I purchased this pump from Performance Bike in 2007. I also have a Silca Pista pump, but the gauge was never accurate and it needed to be rebuilt (still needs to be rebuilt) so I looked at the Joe Blow Pro which seemed well built and was a mid priced model at $60.
The gauge is at the top of the pump and very easy to read.
Base is wide to stand on even with one foot.
Pumps tires quickly
Because the gauge is at the top it seems a little top heavy and falls over
The locking ring at the top of the pump loosens and loses air (very easily fixed by tightening, but still can be a nuisance when it sounds like your tire is leaking).
Mixed Reaction
The SmartHead is nice because you don't worry about switching any parts to pump Schrader or Presta valves. But, after three years the head basically stopped working and caused me to lose air pressure on the tire and without a backup would have been stuck. The good news is the entire hose assembly can be replaced simply by unscrewing the nut where it connects to the metal body.
I happened to stop by Performance Bike and asked if someone could look at the pump because I thought maybe I was overlooking something. They promptly replaced the pump with a new Topeak Joe Blow Pro. The only difference I see is the new SmartHead is using a steel insert instead of a brass insert.

JoeBlow™ Pro

Outstanding performance and super durability make JoeBlow™Pro a great seller. Perfect for shop or home use.
BarrelPolished Aluminum 
GaugeTop Mount Analog
Pressure TuningAir Release Button
HandleOversize Padded 
Capacity160 psi / 11 bar 
Added FeaturesBall/Bladder Heads
Dunlop Valve Adapter
Hose Dock
Size (L x W x H)11.9 x 25 x 73.4 cm
4.7” x 9.8”x 28.9”
Weight1.35 kgs / 2.98 lbs

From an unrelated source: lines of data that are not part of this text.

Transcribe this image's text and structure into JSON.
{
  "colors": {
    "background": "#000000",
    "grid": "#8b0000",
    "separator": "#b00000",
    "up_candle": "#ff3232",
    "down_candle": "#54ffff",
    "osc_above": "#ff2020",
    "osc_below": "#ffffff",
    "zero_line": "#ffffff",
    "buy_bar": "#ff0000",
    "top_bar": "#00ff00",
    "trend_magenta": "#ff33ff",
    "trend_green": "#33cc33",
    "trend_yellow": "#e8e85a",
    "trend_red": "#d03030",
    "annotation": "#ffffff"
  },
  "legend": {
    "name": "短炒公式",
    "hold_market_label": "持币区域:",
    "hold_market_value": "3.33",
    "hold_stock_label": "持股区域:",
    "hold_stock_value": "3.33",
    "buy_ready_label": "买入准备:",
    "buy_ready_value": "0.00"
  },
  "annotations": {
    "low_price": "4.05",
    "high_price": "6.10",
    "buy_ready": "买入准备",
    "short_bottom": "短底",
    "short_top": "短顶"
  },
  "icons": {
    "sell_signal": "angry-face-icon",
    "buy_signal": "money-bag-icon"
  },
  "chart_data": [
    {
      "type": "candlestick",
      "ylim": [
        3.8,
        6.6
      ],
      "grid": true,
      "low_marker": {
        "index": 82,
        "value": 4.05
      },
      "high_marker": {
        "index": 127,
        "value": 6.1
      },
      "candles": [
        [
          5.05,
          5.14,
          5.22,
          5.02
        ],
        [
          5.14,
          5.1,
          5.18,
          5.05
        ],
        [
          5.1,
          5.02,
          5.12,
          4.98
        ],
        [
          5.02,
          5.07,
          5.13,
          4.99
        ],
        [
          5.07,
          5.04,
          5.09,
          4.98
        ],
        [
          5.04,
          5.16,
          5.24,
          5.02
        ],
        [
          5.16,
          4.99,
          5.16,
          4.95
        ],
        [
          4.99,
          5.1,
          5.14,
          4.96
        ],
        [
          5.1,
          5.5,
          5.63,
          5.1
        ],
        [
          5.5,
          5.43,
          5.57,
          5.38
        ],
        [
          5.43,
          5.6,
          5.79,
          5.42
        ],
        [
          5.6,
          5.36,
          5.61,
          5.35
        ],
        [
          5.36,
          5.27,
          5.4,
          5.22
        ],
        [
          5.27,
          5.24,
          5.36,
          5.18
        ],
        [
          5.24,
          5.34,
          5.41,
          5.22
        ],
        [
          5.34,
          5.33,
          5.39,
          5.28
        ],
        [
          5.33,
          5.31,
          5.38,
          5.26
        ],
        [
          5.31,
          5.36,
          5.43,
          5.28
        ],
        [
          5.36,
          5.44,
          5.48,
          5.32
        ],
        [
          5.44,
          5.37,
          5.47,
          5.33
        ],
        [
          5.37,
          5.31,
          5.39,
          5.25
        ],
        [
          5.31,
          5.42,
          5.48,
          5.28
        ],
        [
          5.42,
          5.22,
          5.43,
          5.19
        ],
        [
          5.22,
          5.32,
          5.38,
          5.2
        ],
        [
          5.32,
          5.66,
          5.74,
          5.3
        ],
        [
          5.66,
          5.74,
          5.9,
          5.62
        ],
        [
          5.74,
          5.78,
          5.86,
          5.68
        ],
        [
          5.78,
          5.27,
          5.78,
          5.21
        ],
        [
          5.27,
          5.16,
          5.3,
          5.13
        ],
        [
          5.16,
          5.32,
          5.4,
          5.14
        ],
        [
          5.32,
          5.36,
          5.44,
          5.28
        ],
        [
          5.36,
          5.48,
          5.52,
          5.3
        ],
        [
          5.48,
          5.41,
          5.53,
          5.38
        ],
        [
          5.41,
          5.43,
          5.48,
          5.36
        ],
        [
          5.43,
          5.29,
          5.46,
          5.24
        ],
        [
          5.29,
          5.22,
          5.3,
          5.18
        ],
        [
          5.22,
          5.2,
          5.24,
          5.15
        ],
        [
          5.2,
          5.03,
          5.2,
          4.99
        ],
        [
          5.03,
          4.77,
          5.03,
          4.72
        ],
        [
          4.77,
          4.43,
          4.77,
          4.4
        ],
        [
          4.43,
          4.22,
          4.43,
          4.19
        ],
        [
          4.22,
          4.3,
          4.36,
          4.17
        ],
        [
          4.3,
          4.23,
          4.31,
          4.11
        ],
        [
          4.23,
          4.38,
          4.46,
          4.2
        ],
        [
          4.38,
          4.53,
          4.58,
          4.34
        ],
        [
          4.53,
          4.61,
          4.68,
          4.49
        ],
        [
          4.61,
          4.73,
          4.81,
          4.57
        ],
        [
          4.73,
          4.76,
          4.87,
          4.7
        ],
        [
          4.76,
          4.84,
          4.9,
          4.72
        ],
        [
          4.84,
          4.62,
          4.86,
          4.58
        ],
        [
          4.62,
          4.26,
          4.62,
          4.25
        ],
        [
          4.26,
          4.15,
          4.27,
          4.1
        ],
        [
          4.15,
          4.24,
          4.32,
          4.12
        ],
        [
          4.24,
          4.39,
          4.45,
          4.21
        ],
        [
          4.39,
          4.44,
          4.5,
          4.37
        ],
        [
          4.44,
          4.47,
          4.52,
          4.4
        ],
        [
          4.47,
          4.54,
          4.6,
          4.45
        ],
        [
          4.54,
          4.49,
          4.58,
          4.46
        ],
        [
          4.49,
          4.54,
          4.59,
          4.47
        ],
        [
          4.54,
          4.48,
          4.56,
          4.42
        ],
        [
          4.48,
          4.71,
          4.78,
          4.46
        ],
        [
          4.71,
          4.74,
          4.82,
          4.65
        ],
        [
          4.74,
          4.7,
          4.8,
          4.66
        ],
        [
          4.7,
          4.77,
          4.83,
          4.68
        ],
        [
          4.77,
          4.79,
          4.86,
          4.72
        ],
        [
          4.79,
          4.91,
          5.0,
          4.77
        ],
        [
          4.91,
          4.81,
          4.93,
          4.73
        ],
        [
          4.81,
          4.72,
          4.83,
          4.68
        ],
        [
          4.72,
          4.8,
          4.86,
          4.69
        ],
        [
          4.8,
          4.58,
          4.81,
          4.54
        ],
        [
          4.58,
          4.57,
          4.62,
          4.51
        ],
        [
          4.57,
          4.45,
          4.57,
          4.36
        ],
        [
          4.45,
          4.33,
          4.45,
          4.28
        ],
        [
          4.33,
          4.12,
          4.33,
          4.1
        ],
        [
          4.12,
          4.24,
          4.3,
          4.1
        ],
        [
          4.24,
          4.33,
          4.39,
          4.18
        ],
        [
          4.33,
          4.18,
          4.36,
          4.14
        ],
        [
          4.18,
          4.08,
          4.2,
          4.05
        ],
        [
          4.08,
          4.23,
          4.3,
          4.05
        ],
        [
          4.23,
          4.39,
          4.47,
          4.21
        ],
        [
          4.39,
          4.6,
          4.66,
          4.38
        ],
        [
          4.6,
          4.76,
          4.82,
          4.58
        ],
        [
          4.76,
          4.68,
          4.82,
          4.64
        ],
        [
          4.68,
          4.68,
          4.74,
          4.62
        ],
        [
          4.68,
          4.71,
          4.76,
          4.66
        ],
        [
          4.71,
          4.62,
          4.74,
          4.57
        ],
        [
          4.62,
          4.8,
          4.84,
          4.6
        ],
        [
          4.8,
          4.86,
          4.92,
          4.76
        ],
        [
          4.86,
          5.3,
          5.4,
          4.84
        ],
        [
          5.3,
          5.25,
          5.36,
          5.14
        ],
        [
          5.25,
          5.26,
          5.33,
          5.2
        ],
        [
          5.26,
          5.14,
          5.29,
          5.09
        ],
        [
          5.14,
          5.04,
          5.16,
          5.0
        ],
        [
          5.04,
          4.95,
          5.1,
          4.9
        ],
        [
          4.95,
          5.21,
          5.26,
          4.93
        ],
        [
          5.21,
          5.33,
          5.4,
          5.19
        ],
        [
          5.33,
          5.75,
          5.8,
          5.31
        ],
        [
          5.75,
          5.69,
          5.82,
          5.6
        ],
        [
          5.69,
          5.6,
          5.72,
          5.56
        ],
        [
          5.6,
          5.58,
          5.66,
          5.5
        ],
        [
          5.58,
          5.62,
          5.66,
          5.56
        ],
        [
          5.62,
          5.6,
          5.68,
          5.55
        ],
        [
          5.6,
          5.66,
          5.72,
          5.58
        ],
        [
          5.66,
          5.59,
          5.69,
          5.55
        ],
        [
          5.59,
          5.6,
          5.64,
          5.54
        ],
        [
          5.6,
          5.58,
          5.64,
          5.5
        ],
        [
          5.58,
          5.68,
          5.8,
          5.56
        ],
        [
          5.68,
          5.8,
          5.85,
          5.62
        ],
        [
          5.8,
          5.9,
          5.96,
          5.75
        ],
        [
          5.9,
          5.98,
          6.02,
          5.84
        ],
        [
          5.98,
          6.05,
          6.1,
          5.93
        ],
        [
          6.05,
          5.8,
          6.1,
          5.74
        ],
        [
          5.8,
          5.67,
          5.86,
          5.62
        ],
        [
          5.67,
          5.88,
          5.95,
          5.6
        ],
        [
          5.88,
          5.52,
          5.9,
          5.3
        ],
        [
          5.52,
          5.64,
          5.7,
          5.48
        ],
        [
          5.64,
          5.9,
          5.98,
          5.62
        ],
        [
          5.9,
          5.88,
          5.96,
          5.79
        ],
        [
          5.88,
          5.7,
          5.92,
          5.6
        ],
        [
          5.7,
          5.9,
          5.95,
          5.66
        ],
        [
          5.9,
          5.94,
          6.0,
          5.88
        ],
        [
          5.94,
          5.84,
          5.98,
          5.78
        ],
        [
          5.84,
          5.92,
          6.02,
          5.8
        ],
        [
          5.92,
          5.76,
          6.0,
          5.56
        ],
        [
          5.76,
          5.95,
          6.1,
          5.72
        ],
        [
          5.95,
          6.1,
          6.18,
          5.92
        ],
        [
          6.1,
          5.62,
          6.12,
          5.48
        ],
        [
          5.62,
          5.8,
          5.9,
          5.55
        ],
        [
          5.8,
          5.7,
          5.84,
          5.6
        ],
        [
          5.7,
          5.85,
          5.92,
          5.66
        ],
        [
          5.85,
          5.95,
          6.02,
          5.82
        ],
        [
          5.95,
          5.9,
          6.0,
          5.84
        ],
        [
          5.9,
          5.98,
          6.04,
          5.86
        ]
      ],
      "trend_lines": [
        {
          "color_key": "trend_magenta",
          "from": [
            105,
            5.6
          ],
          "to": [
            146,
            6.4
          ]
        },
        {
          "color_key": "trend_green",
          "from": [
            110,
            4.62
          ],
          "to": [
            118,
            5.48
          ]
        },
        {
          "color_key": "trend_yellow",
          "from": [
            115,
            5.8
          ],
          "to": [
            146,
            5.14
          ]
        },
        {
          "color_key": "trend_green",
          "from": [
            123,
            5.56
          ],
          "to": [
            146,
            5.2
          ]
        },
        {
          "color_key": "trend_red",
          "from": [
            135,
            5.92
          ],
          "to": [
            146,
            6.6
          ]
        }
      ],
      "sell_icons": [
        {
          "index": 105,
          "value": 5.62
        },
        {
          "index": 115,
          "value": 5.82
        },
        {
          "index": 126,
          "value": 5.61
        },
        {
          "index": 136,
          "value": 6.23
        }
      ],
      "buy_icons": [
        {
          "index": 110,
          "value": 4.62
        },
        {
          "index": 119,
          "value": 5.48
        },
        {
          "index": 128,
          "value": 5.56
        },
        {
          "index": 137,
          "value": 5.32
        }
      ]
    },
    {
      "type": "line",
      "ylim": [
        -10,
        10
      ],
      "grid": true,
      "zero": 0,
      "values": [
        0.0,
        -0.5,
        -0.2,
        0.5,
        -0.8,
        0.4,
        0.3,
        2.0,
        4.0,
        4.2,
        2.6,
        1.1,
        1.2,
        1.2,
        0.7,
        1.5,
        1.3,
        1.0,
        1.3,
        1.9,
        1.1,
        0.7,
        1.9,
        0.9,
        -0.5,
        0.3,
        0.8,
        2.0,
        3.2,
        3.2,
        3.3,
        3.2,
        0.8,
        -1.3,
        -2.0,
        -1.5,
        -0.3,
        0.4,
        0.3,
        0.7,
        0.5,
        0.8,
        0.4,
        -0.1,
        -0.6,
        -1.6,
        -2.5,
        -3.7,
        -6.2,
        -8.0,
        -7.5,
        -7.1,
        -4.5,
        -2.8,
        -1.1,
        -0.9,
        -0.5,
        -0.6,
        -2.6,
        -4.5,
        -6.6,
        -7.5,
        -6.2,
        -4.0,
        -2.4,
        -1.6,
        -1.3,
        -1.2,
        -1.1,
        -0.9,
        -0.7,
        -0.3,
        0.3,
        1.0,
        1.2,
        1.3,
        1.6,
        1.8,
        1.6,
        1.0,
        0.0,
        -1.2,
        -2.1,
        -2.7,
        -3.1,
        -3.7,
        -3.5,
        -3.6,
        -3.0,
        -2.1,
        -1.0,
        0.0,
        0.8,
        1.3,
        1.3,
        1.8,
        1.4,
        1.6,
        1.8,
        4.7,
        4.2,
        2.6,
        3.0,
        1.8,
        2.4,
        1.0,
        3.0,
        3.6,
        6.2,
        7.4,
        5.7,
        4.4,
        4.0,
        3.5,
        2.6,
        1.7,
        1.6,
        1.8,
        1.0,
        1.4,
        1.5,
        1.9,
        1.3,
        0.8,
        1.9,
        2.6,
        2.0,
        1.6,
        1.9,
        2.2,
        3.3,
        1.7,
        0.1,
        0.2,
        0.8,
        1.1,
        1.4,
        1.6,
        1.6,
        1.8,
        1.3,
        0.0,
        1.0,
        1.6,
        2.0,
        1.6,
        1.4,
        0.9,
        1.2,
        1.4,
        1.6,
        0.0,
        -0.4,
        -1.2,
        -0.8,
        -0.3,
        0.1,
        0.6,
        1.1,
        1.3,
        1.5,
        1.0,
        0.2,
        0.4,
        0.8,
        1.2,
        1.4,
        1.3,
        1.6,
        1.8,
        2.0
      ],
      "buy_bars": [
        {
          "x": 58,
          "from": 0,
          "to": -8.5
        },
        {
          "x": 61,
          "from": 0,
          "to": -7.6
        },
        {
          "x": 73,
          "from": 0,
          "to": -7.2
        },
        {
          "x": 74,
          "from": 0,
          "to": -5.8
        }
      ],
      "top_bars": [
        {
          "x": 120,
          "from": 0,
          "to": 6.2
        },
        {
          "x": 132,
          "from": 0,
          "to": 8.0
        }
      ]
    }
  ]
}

Behold, the Kamp-Rite BUSHTREKKA

Take a closer look at the BUSHTREKKA and you will find a product that has been developed specifically for bicycle touring. The trailer frame itself has features that set it apart from any other trailer on the market.
Take for example the pivoting wheelset. By utilising two wheels under each side of the trailer, harnessed to a pivoting rocker frame, the trailer can easily absorb most of the uneven terrain in its environment. Additional to this, each set of wheels operates independently of the other, creating a clutter free underbelly on the trailer. By adjusting the positioning of each pivot frame vertically, the ride height of the unit can be adjusted for bikes from 20" up to 29".
Storage is also at a maximum for this trailer. By using every piece of available space, we've created three main storage compartments with over 41 gallons (180 litres) of storage. Easy access at all times, even when set up, ensures you have what you need, when you need it.
Our trailer also features fully adjustable levelling jacks to ensure no matter what terrain your setting up on, the unit can be presented to a horizontal position for sleeping comfort.
Couple the trailer with the remarkable features of the Oversize or Original Tentcot and you are seriously set to travel. The TentCot conventienly folds away atop the trailer with its own waterproof cover to suit.
There is nothing else quite like this trailer. It is the bicycle tourists best companion.
Dimensions of the "MIDGET BUSHTREKKA":

Specifications (mm)
USA Specification (in)
Bed Size: 
2200 L x 810 W
90" L x 32" W
Tent Size: 
2200 L x 810 W x 1000 H
90" L x 32" W x 40" H
Trailer Dimensions 
860 L x 1100 W x 200 H
35" W x 44" L x 8" H
26 kg
56 lbs

Standard Inclusions   
  • Fitted Waterproof Tent Rain Cover (Outside USA Only)
  • Waterproof "Hood" for TentCot whilst on the BUSHTREKKA

[Kamp-Rite Site]